Which is not the same that saying that they automatically work: I never liked the idea of spells doing that. I get that it is good to have one roll less implied (and that pulling out a massive spell with the right penetration just to see it hitting the top of a distant church instead of the target in front of you is not fun). I just consider that it is implicitly covered in the Ease Factor rules, usually going to that row at the easier side of the spectrum where rolling is just a waste of time. Like breathing, actually: it would be silly to require characters to roll to breath every single round. But following with the metaphor it is also obvious that this doesn't mean that characters can automatically breath in any circumstance, right?

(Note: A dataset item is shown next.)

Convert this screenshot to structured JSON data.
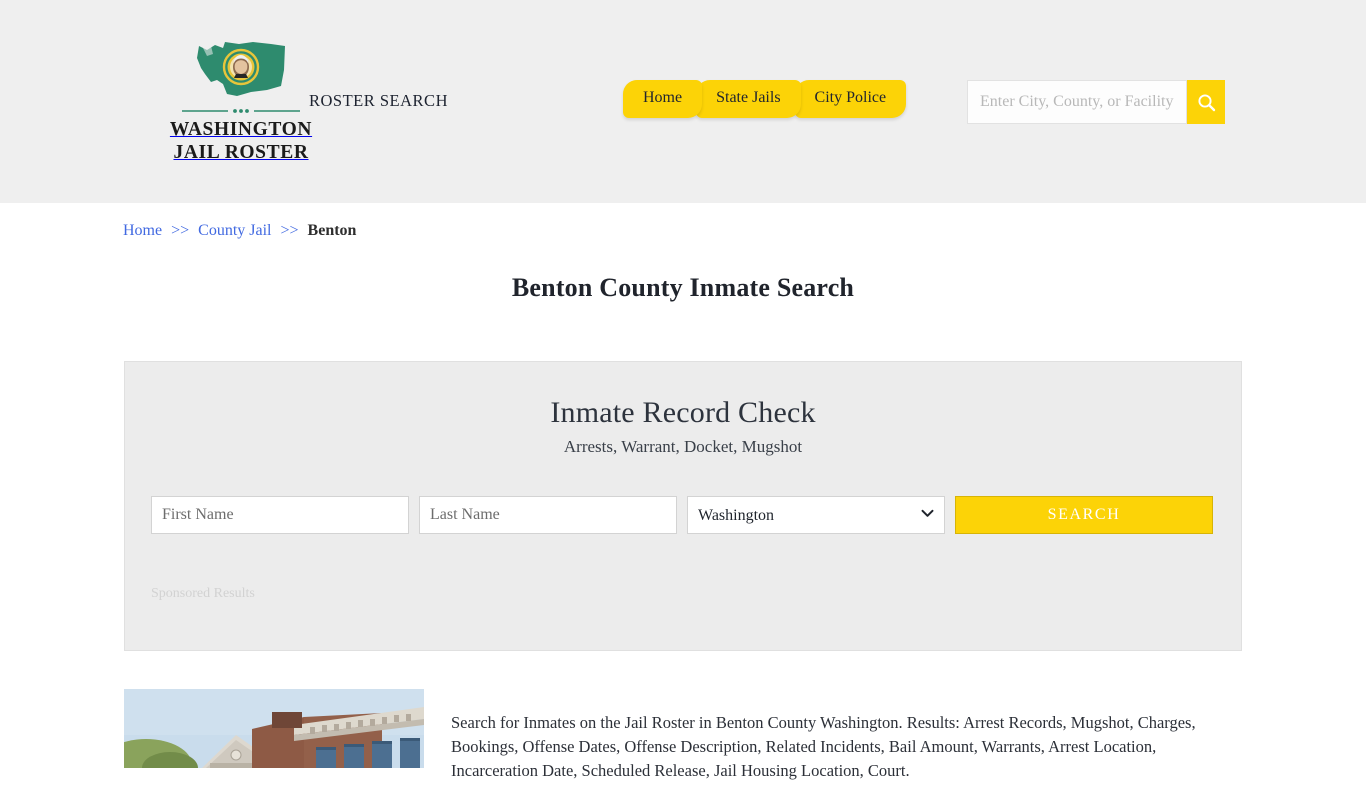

For me the same applies to all spellcasting. Spell's aiming (unless in aimed spells) is granted by default just because by default it is extremely easy, but circumstances might change that. So that suggestion of yours of requiring some sorts of fast defences to pass an aiming roll seems quite reasonable to me.